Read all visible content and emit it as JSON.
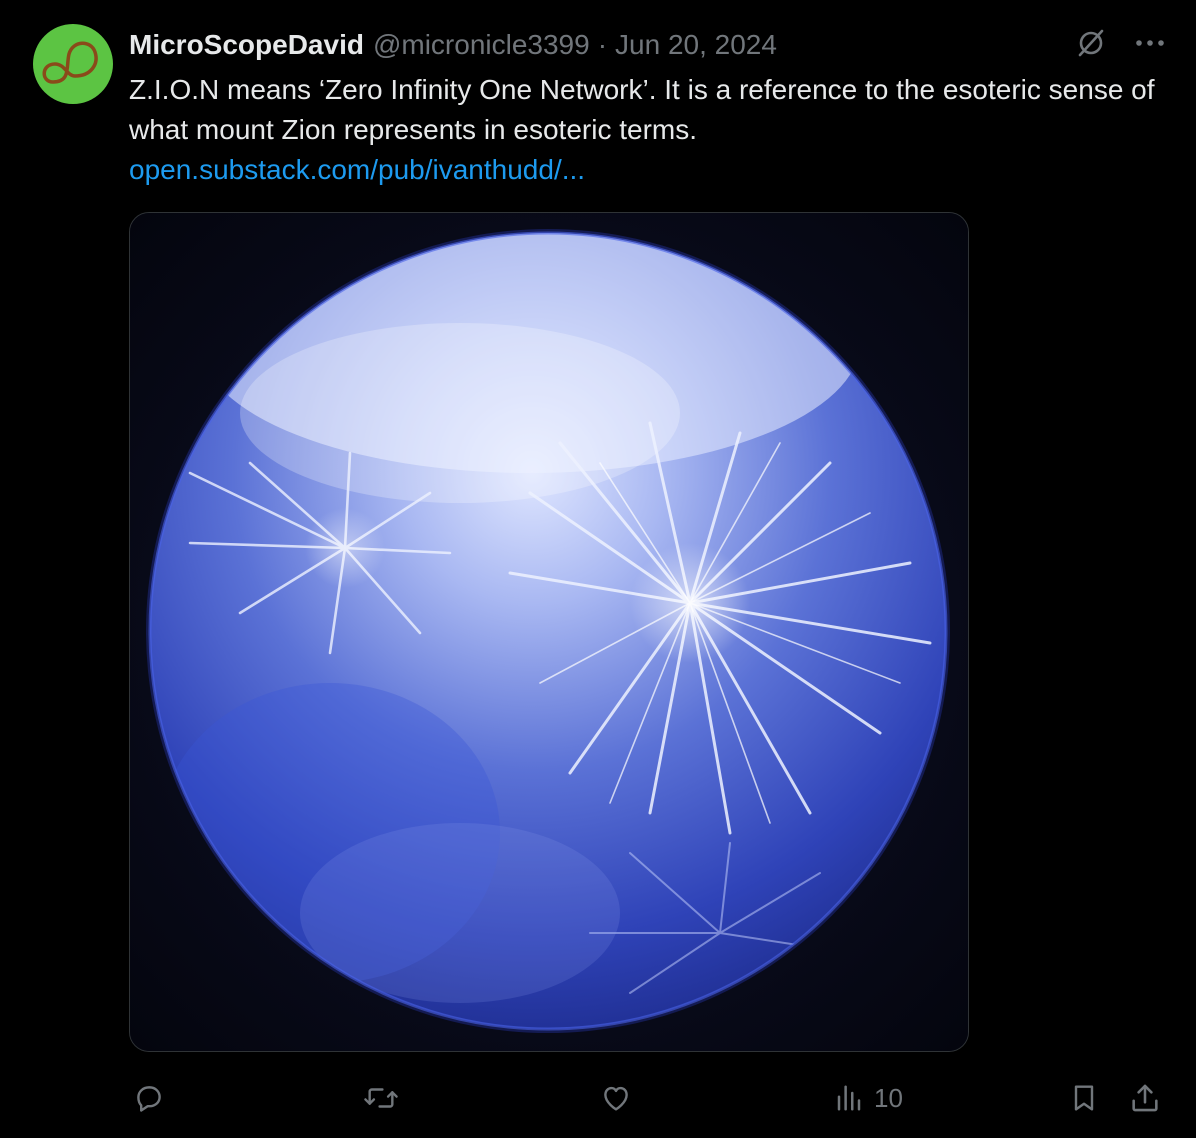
{
  "author": {
    "display_name": "MicroScopeDavid",
    "handle": "@micronicle3399",
    "separator": "·",
    "date": "Jun 20, 2024",
    "avatar_color": "#5cc443"
  },
  "tweet": {
    "text": "Z.I.O.N means ‘Zero Infinity One Network’. It is a reference to the esoteric sense of what mount Zion represents in esoteric terms.",
    "link": "open.substack.com/pub/ivanthudd/...",
    "link_color": "#1d9bf0"
  },
  "media": {
    "alt": "Microscope photograph of blue-lit radiating crystal formations"
  },
  "header_icons": [
    "grok-icon",
    "more-icon"
  ],
  "actions": {
    "reply_icon": "reply-icon",
    "retweet_icon": "retweet-icon",
    "like_icon": "heart-icon",
    "views_icon": "views-icon",
    "views_count": "10",
    "bookmark_icon": "bookmark-icon",
    "share_icon": "share-icon"
  },
  "colors": {
    "background": "#000000",
    "text_primary": "#e7e9ea",
    "text_secondary": "#71767b",
    "border": "#2f3336"
  }
}
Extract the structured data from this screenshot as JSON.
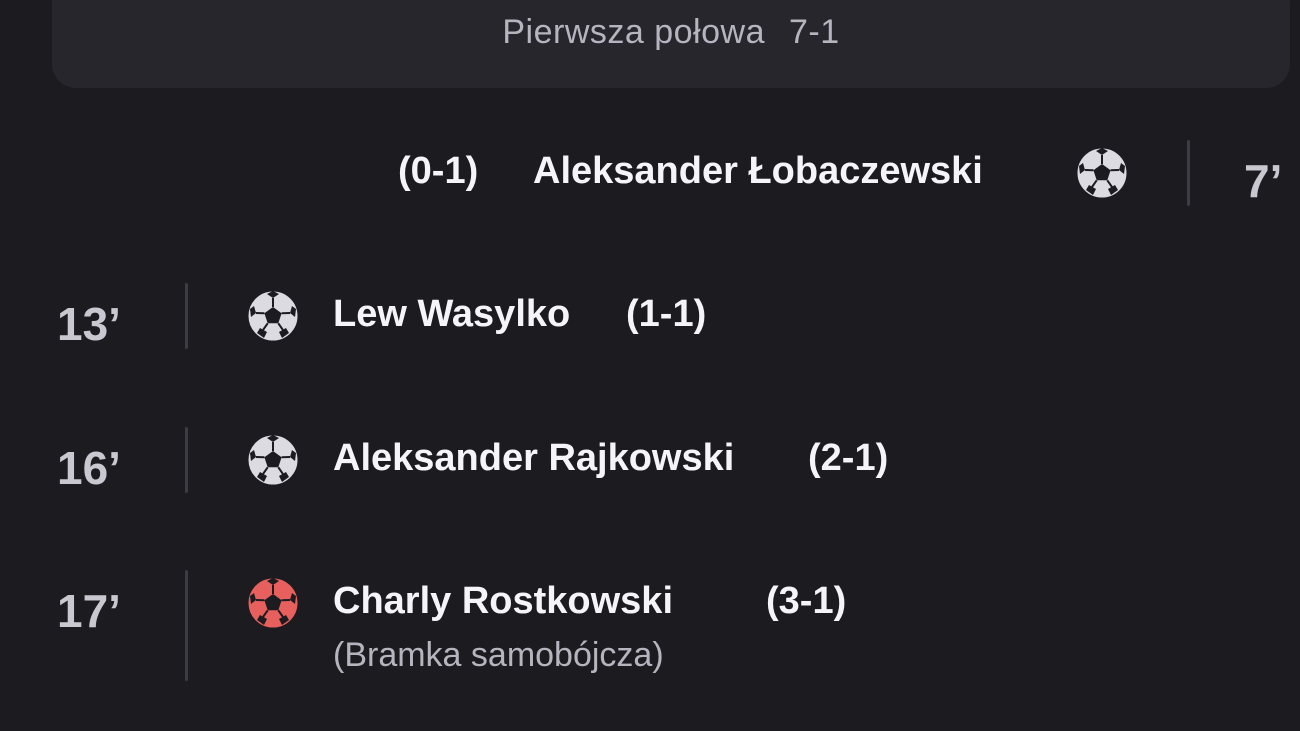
{
  "half_header": {
    "label": "Pierwsza połowa",
    "score": "7-1"
  },
  "events": [
    {
      "side": "away",
      "minute": "7’",
      "player": "Aleksander Łobaczewski",
      "score": "(0-1)",
      "icon": "soccer-ball-icon",
      "icon_color": "#dcdbe2"
    },
    {
      "side": "home",
      "minute": "13’",
      "player": "Lew Wasylko",
      "score": "(1-1)",
      "icon": "soccer-ball-icon",
      "icon_color": "#dcdbe2"
    },
    {
      "side": "home",
      "minute": "16’",
      "player": "Aleksander Rajkowski",
      "score": "(2-1)",
      "icon": "soccer-ball-icon",
      "icon_color": "#dcdbe2"
    },
    {
      "side": "home",
      "minute": "17’",
      "player": "Charly Rostkowski",
      "score": "(3-1)",
      "note": "(Bramka samobójcza)",
      "icon": "own-goal-ball-icon",
      "icon_color": "#e8605e"
    }
  ]
}
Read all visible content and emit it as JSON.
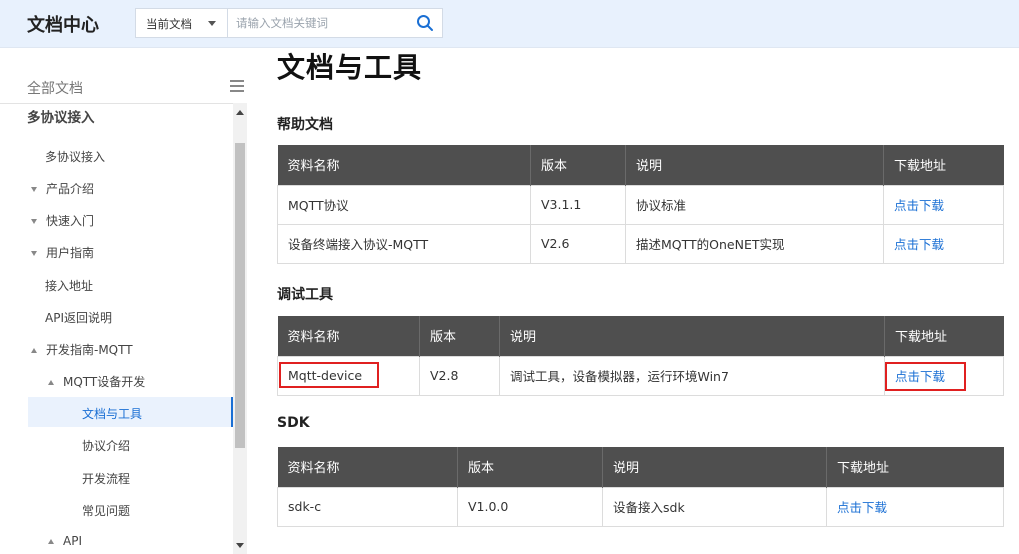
{
  "header": {
    "logo": "文档中心",
    "search_scope": "当前文档",
    "search_placeholder": "请输入文档关键词"
  },
  "sidebar": {
    "heading": "全部文档",
    "section": "多协议接入",
    "items": [
      {
        "label": "多协议接入",
        "toggle": "none"
      },
      {
        "label": "产品介绍",
        "toggle": "collapsed"
      },
      {
        "label": "快速入门",
        "toggle": "collapsed"
      },
      {
        "label": "用户指南",
        "toggle": "collapsed"
      },
      {
        "label": "接入地址",
        "toggle": "none"
      },
      {
        "label": "API返回说明",
        "toggle": "none"
      },
      {
        "label": "开发指南-MQTT",
        "toggle": "expanded"
      },
      {
        "label": "MQTT设备开发",
        "toggle": "expanded"
      },
      {
        "label": "文档与工具",
        "toggle": "none",
        "active": true
      },
      {
        "label": "协议介绍",
        "toggle": "none"
      },
      {
        "label": "开发流程",
        "toggle": "none"
      },
      {
        "label": "常见问题",
        "toggle": "none"
      },
      {
        "label": "API",
        "toggle": "expanded"
      }
    ]
  },
  "main": {
    "title": "文档与工具",
    "sections": [
      {
        "title": "帮助文档",
        "headers": [
          "资料名称",
          "版本",
          "说明",
          "下载地址"
        ],
        "rows": [
          {
            "name": "MQTT协议",
            "version": "V3.1.1",
            "desc": "协议标准",
            "link": "点击下载"
          },
          {
            "name": "设备终端接入协议-MQTT",
            "version": "V2.6",
            "desc": "描述MQTT的OneNET实现",
            "link": "点击下载"
          }
        ]
      },
      {
        "title": "调试工具",
        "headers": [
          "资料名称",
          "版本",
          "说明",
          "下载地址"
        ],
        "rows": [
          {
            "name": "Mqtt-device",
            "version": "V2.8",
            "desc": "调试工具，设备模拟器，运行环境Win7",
            "link": "点击下载"
          }
        ]
      },
      {
        "title": "SDK",
        "headers": [
          "资料名称",
          "版本",
          "说明",
          "下载地址"
        ],
        "rows": [
          {
            "name": "sdk-c",
            "version": "V1.0.0",
            "desc": "设备接入sdk",
            "link": "点击下载"
          }
        ]
      }
    ]
  },
  "colors": {
    "header_bg": "#e8f1fd",
    "table_header_bg": "#4f4f4f",
    "link": "#1a6fd4",
    "highlight": "#e02020",
    "active_item_bg": "#eaf2fd"
  }
}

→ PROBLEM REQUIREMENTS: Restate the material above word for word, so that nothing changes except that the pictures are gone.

→ ANSWER SPACE:
Read all visible content and emit it as JSON.
{
  "author": {
    "display_name": "MicroScopeDavid",
    "handle": "@micronicle3399",
    "separator": "·",
    "date": "Jun 20, 2024",
    "avatar_color": "#5cc443"
  },
  "tweet": {
    "text": "Z.I.O.N means ‘Zero Infinity One Network’. It is a reference to the esoteric sense of what mount Zion represents in esoteric terms.",
    "link": "open.substack.com/pub/ivanthudd/...",
    "link_color": "#1d9bf0"
  },
  "media": {
    "alt": "Microscope photograph of blue-lit radiating crystal formations"
  },
  "header_icons": [
    "grok-icon",
    "more-icon"
  ],
  "actions": {
    "reply_icon": "reply-icon",
    "retweet_icon": "retweet-icon",
    "like_icon": "heart-icon",
    "views_icon": "views-icon",
    "views_count": "10",
    "bookmark_icon": "bookmark-icon",
    "share_icon": "share-icon"
  },
  "colors": {
    "background": "#000000",
    "text_primary": "#e7e9ea",
    "text_secondary": "#71767b",
    "border": "#2f3336"
  }
}
Extract the structured data from this screenshot as JSON.
{
  "half_header": {
    "label": "Pierwsza połowa",
    "score": "7-1"
  },
  "events": [
    {
      "side": "away",
      "minute": "7’",
      "player": "Aleksander Łobaczewski",
      "score": "(0-1)",
      "icon": "soccer-ball-icon",
      "icon_color": "#dcdbe2"
    },
    {
      "side": "home",
      "minute": "13’",
      "player": "Lew Wasylko",
      "score": "(1-1)",
      "icon": "soccer-ball-icon",
      "icon_color": "#dcdbe2"
    },
    {
      "side": "home",
      "minute": "16’",
      "player": "Aleksander Rajkowski",
      "score": "(2-1)",
      "icon": "soccer-ball-icon",
      "icon_color": "#dcdbe2"
    },
    {
      "side": "home",
      "minute": "17’",
      "player": "Charly Rostkowski",
      "score": "(3-1)",
      "note": "(Bramka samobójcza)",
      "icon": "own-goal-ball-icon",
      "icon_color": "#e8605e"
    }
  ]
}
Read all visible content and emit it as JSON.
{
  "header": {
    "logo": "文档中心",
    "search_scope": "当前文档",
    "search_placeholder": "请输入文档关键词"
  },
  "sidebar": {
    "heading": "全部文档",
    "section": "多协议接入",
    "items": [
      {
        "label": "多协议接入",
        "toggle": "none"
      },
      {
        "label": "产品介绍",
        "toggle": "collapsed"
      },
      {
        "label": "快速入门",
        "toggle": "collapsed"
      },
      {
        "label": "用户指南",
        "toggle": "collapsed"
      },
      {
        "label": "接入地址",
        "toggle": "none"
      },
      {
        "label": "API返回说明",
        "toggle": "none"
      },
      {
        "label": "开发指南-MQTT",
        "toggle": "expanded"
      },
      {
        "label": "MQTT设备开发",
        "toggle": "expanded"
      },
      {
        "label": "文档与工具",
        "toggle": "none",
        "active": true
      },
      {
        "label": "协议介绍",
        "toggle": "none"
      },
      {
        "label": "开发流程",
        "toggle": "none"
      },
      {
        "label": "常见问题",
        "toggle": "none"
      },
      {
        "label": "API",
        "toggle": "expanded"
      }
    ]
  },
  "main": {
    "title": "文档与工具",
    "sections": [
      {
        "title": "帮助文档",
        "headers": [
          "资料名称",
          "版本",
          "说明",
          "下载地址"
        ],
        "rows": [
          {
            "name": "MQTT协议",
            "version": "V3.1.1",
            "desc": "协议标准",
            "link": "点击下载"
          },
          {
            "name": "设备终端接入协议-MQTT",
            "version": "V2.6",
            "desc": "描述MQTT的OneNET实现",
            "link": "点击下载"
          }
        ]
      },
      {
        "title": "调试工具",
        "headers": [
          "资料名称",
          "版本",
          "说明",
          "下载地址"
        ],
        "rows": [
          {
            "name": "Mqtt-device",
            "version": "V2.8",
            "desc": "调试工具，设备模拟器，运行环境Win7",
            "link": "点击下载"
          }
        ]
      },
      {
        "title": "SDK",
        "headers": [
          "资料名称",
          "版本",
          "说明",
          "下载地址"
        ],
        "rows": [
          {
            "name": "sdk-c",
            "version": "V1.0.0",
            "desc": "设备接入sdk",
            "link": "点击下载"
          }
        ]
      }
    ]
  },
  "colors": {
    "header_bg": "#e8f1fd",
    "table_header_bg": "#4f4f4f",
    "link": "#1a6fd4",
    "highlight": "#e02020",
    "active_item_bg": "#eaf2fd"
  }
}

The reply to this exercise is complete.